Stored entries:
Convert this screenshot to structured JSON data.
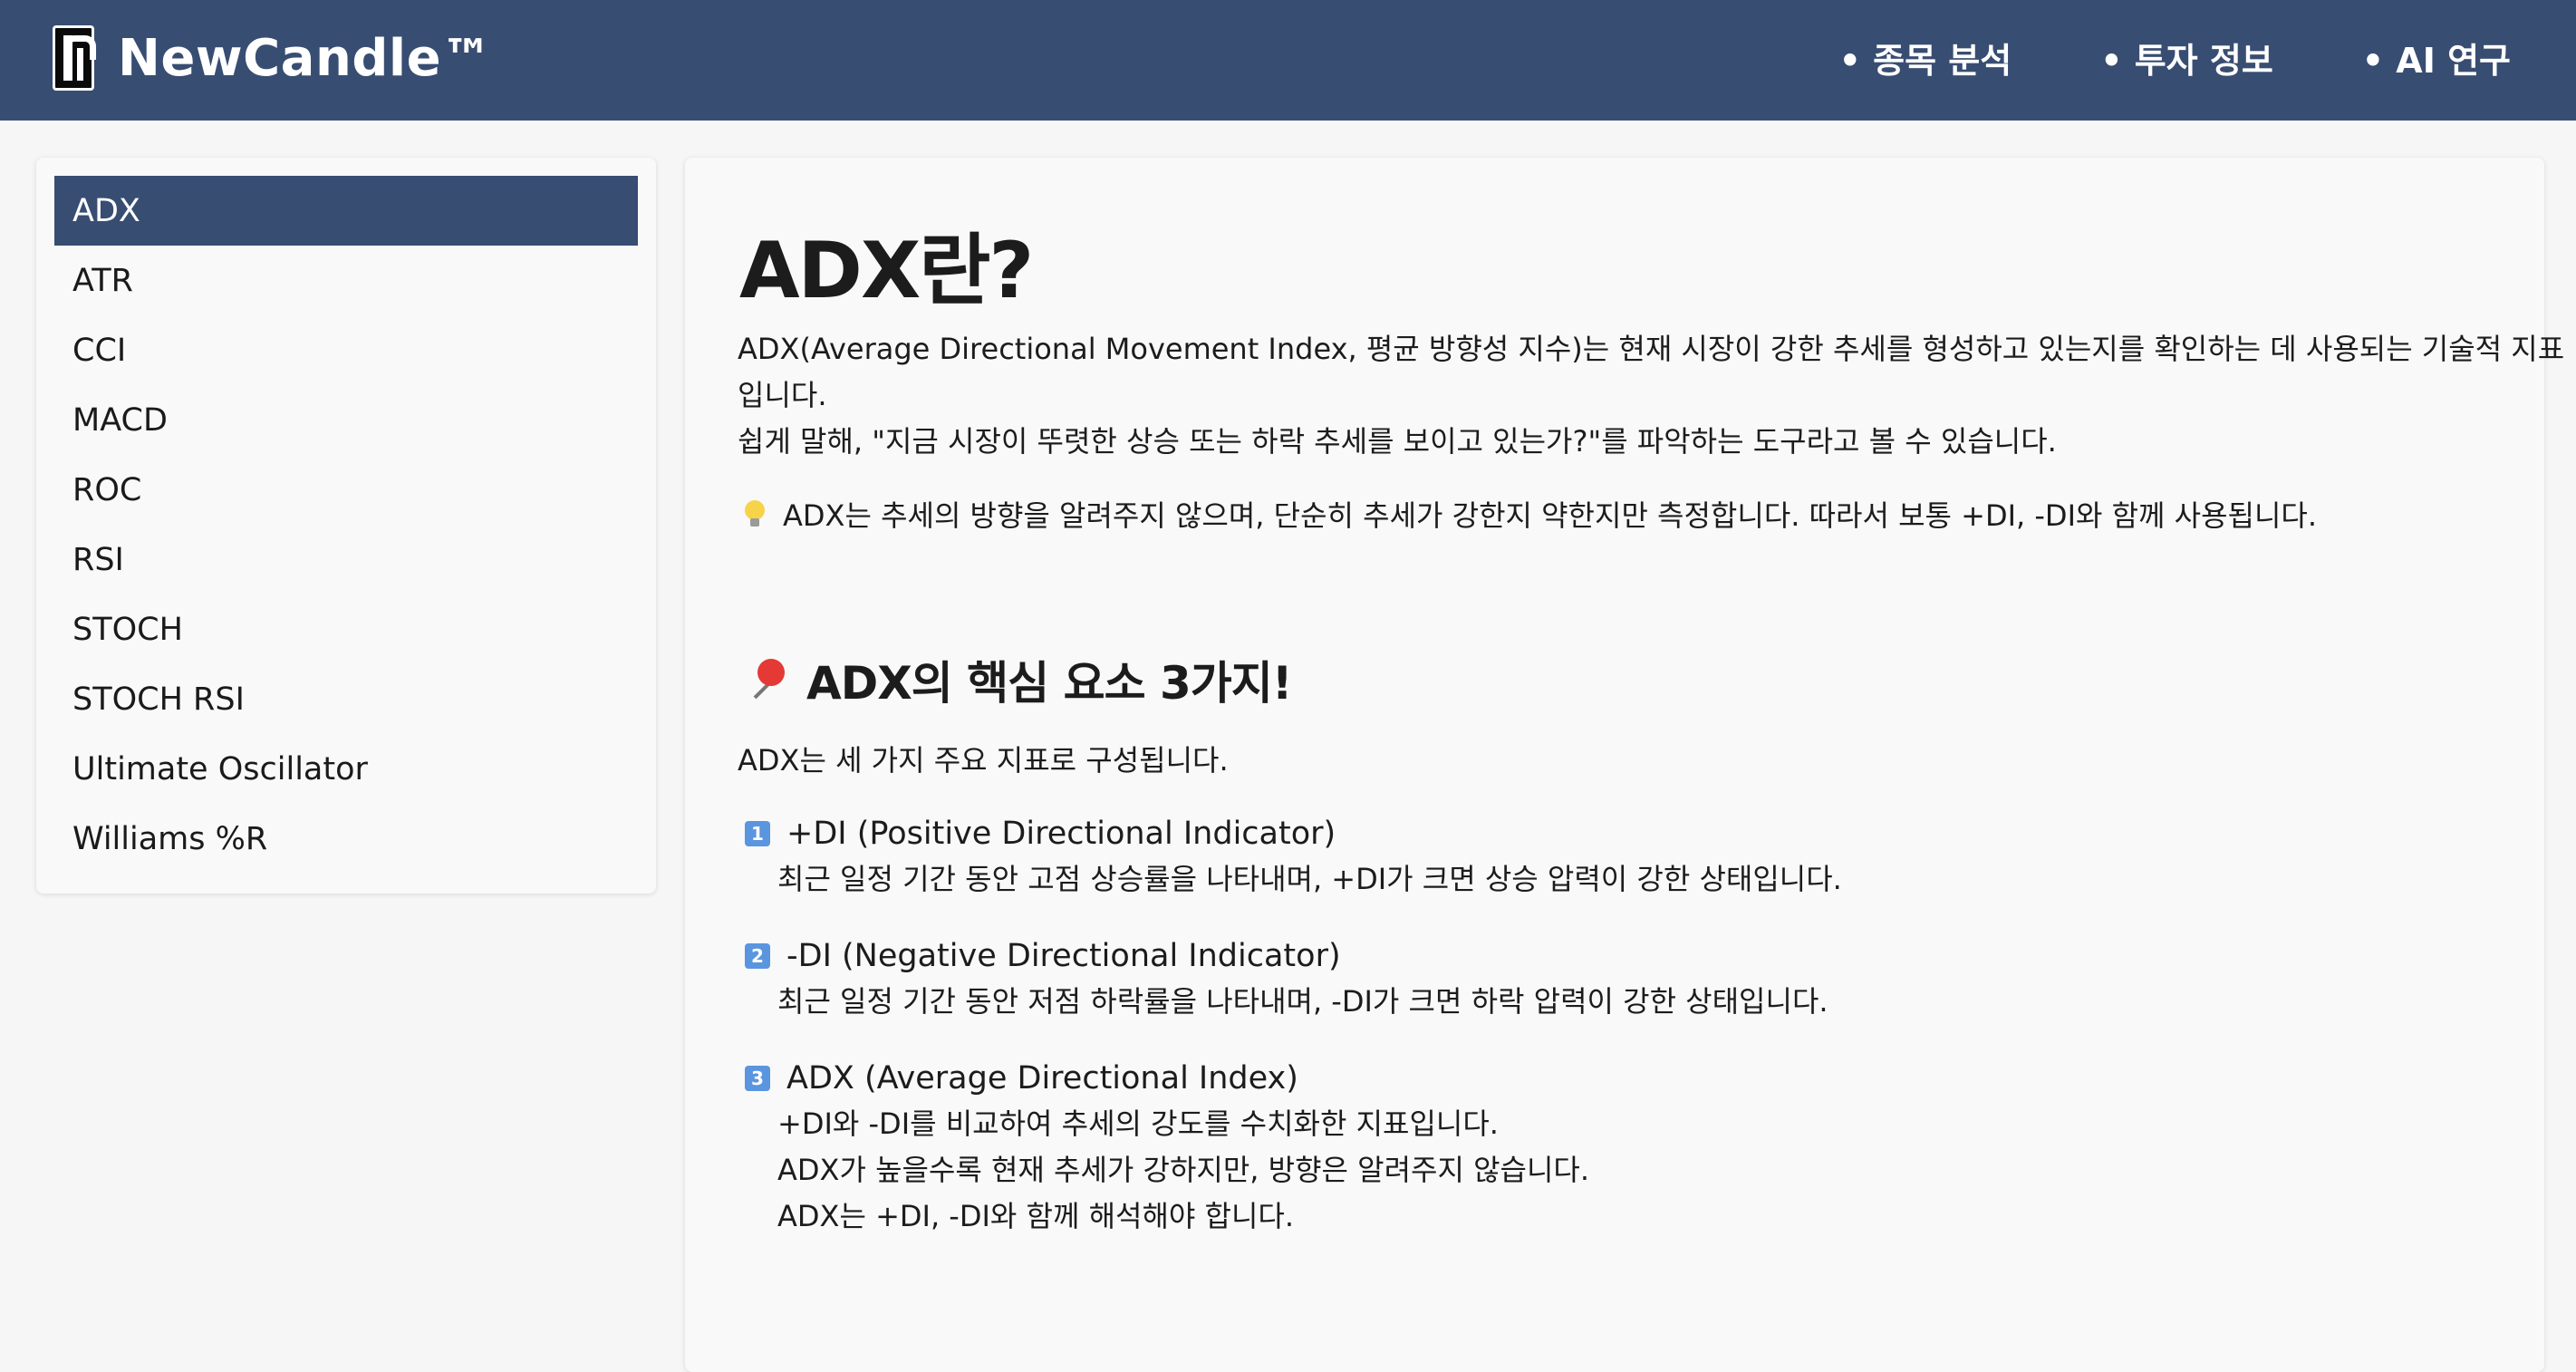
{
  "header": {
    "brand": "NewCandle™",
    "nav": [
      "• 종목 분석",
      "• 투자 정보",
      "• AI 연구"
    ]
  },
  "sidebar": {
    "items": [
      "ADX",
      "ATR",
      "CCI",
      "MACD",
      "ROC",
      "RSI",
      "STOCH",
      "STOCH RSI",
      "Ultimate Oscillator",
      "Williams %R"
    ],
    "active": "ADX"
  },
  "content": {
    "title": "ADX란?",
    "intro_lines": [
      "ADX(Average Directional Movement Index, 평균 방향성 지수)는 현재 시장이 강한 추세를 형성하고 있는지를 확인하는 데 사용되는 기술적 지표",
      "입니다.",
      "쉽게 말해, \"지금 시장이 뚜렷한 상승 또는 하락 추세를 보이고 있는가?\"를 파악하는 도구라고 볼 수 있습니다."
    ],
    "tip": "ADX는 추세의 방향을 알려주지 않으며, 단순히 추세가 강한지 약한지만 측정합니다. 따라서 보통 +DI, -DI와 함께 사용됩니다.",
    "section_title": "ADX의 핵심 요소 3가지!",
    "section_intro": "ADX는 세 가지 주요 지표로 구성됩니다.",
    "items": [
      {
        "num": "1",
        "title": "+DI (Positive Directional Indicator)",
        "desc": [
          "최근 일정 기간 동안 고점 상승률을 나타내며, +DI가 크면 상승 압력이 강한 상태입니다."
        ]
      },
      {
        "num": "2",
        "title": "-DI (Negative Directional Indicator)",
        "desc": [
          "최근 일정 기간 동안 저점 하락률을 나타내며, -DI가 크면 하락 압력이 강한 상태입니다."
        ]
      },
      {
        "num": "3",
        "title": "ADX (Average Directional Index)",
        "desc": [
          "+DI와 -DI를 비교하여 추세의 강도를 수치화한 지표입니다.",
          "ADX가 높을수록 현재 추세가 강하지만, 방향은 알려주지 않습니다.",
          "ADX는 +DI, -DI와 함께 해석해야 합니다."
        ]
      }
    ]
  },
  "colors": {
    "header_bg": "#384d72",
    "active_item_bg": "#384d72",
    "badge_bg": "#5a95e0"
  }
}
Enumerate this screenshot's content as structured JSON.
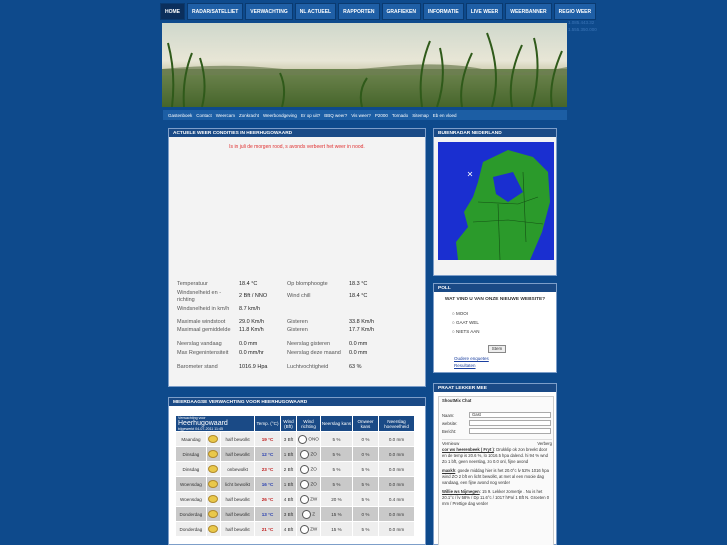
{
  "nav": {
    "items": [
      "HOME",
      "RADAR/SATELLIET",
      "VERWACHTING",
      "NL ACTUEEL",
      "RAPPORTEN",
      "GRAFIEKEN",
      "INFORMATIE",
      "LIVE WEER",
      "WEERBANNER",
      "REGIO WEER"
    ]
  },
  "side_numbers": [
    "1.085.443.32",
    "1.555.350.000"
  ],
  "subnav": [
    "Gastenboek",
    "Contact",
    "Weercam",
    "Zonkracht",
    "Weerbondgeving",
    "Er op uit?",
    "BBQ weer?",
    "Vis weer?",
    "P2000",
    "Tornado",
    "Sitemap",
    "Eb en vloed"
  ],
  "actual": {
    "title": "ACTUELE WEER CONDITIES IN HEERHUGOWAARD",
    "note": "Is in juli de morgen rood, s avonds verbeert het weer in nood.",
    "left_rows": [
      {
        "label": "Temperatuur",
        "value": "18.4 °C"
      },
      {
        "label": "Windsnelheid en -richting",
        "value": "2 Bft / NNO"
      },
      {
        "label": "Windsnelheid in km/h",
        "value": "8.7 km/h"
      },
      {
        "label": "Maximale windstoot",
        "value": "29.0  Km/h"
      },
      {
        "label": "Maximaal gemiddelde",
        "value": "11.8  Km/h"
      },
      {
        "label": "Neerslag vandaag",
        "value": "0.0  mm"
      },
      {
        "label": "Max Regenintensiteit",
        "value": "0.0  mm/hr"
      },
      {
        "label": "Barometer stand",
        "value": "1016.9 Hpa"
      }
    ],
    "right_rows": [
      {
        "label": "Op blomphoogte",
        "value": "18.3 °C"
      },
      {
        "label": "Wind chill",
        "value": "18.4 °C"
      },
      {
        "label": "Gisteren",
        "value": "33.8 Km/h"
      },
      {
        "label": "Gisteren",
        "value": "17.7 Km/h"
      },
      {
        "label": "Neerslag gisteren",
        "value": "0.0  mm"
      },
      {
        "label": "Neerslag deze maand",
        "value": "0.0  mm"
      },
      {
        "label": "Luchtvochtigheid",
        "value": "63 %"
      }
    ]
  },
  "radar": {
    "title": "BUIENRADAR NEDERLAND"
  },
  "poll": {
    "title": "POLL",
    "question": "WAT VIND U VAN ONZE NIEUWE WEBSITE?",
    "options": [
      "MOOI",
      "GAAT WEL",
      "NIETS AAN"
    ],
    "button": "Stem",
    "links": [
      "Oudere enquetes",
      "Resultaten"
    ]
  },
  "chat": {
    "title": "PRAAT LEKKER MEE",
    "header": "ShoutMix Chat",
    "name_label": "Naam:",
    "name_value": "Gast",
    "site_label": "website:",
    "msg_label": "Bericht:",
    "tab1": "Vernieuw",
    "tab2": "Verberg",
    "posts": [
      {
        "name": "cor ws heerenbeek ( Fryt )",
        "text": ": Drukklip ok zon breekt door en de temp is 20.6 %, lo 1016.5 hpa dalend. hi 94 % wnd Zo 1 bft, geen neerslag, zo 0.0 onl, fijne avond"
      },
      {
        "name": "maxkh",
        "text": ": goede middag hier is het 20.0°c lv 52% 1016 hpa wind ZO 2 bft en licht bewolkt, at met al een mooie dag vandaag, een fijne avond nog verder"
      },
      {
        "name": "Willie ws Nijmegen",
        "text": ": 15 9. Lekker zomertje . Nu is het 20.1°c / lv 58% / Dp 11.6°c / 1017 hPa/ 1 Bft N. Groeten 0 mm / Prettige dag verder"
      }
    ]
  },
  "forecast": {
    "title": "MEERDAAGSE VERWACHTING VOOR HEERHUGOWAARD",
    "place_small": "Verwachting voor",
    "place": "Heerhugowaard",
    "updated": "bijgewerkt 04-07-2011 11:45",
    "headers": [
      "Temp. (°C)",
      "Wind (Bft)",
      "Wind richting",
      "Neerslag kans",
      "Onweer kans",
      "Neerslag hoeveelheid"
    ],
    "rows": [
      {
        "day": "Maandag",
        "desc": "half bewolkt",
        "temp": "19 °C",
        "bft": "3 Bft",
        "dir": "ONO",
        "rain": "5 %",
        "storm": "0 %",
        "amount": "0.0 mm"
      },
      {
        "day": "Dinsdag",
        "desc": "half bewolkt",
        "temp": "12 °C",
        "bft": "1 Bft",
        "dir": "ZO",
        "rain": "5 %",
        "storm": "0 %",
        "amount": "0.0 mm"
      },
      {
        "day": "Dinsdag",
        "desc": "onbewolkt",
        "temp": "23 °C",
        "bft": "2 Bft",
        "dir": "ZO",
        "rain": "5 %",
        "storm": "5 %",
        "amount": "0.0 mm"
      },
      {
        "day": "Woensdag",
        "desc": "licht bewolkt",
        "temp": "16 °C",
        "bft": "1 Bft",
        "dir": "ZO",
        "rain": "5 %",
        "storm": "5 %",
        "amount": "0.0 mm"
      },
      {
        "day": "Woensdag",
        "desc": "half bewolkt",
        "temp": "26 °C",
        "bft": "4 Bft",
        "dir": "ZW",
        "rain": "20 %",
        "storm": "5 %",
        "amount": "0.4 mm"
      },
      {
        "day": "Donderdag",
        "desc": "half bewolkt",
        "temp": "13 °C",
        "bft": "3 Bft",
        "dir": "Z",
        "rain": "15 %",
        "storm": "0 %",
        "amount": "0.0 mm"
      },
      {
        "day": "Donderdag",
        "desc": "half bewolkt",
        "temp": "21 °C",
        "bft": "4 Bft",
        "dir": "ZW",
        "rain": "15 %",
        "storm": "5 %",
        "amount": "0.0 mm"
      }
    ]
  }
}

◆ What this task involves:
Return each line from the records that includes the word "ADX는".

◆ Output of the task:
    "tip": "ADX는 추세의 방향을 알려주지 않으며, 단순히 추세가 강한지 약한지만 측정합니다. 따라서 보통 +DI, -DI와 함께 사용됩니다.",
    "section_intro": "ADX는 세 가지 주요 지표로 구성됩니다.",
          "ADX는 +DI, -DI와 함께 해석해야 합니다."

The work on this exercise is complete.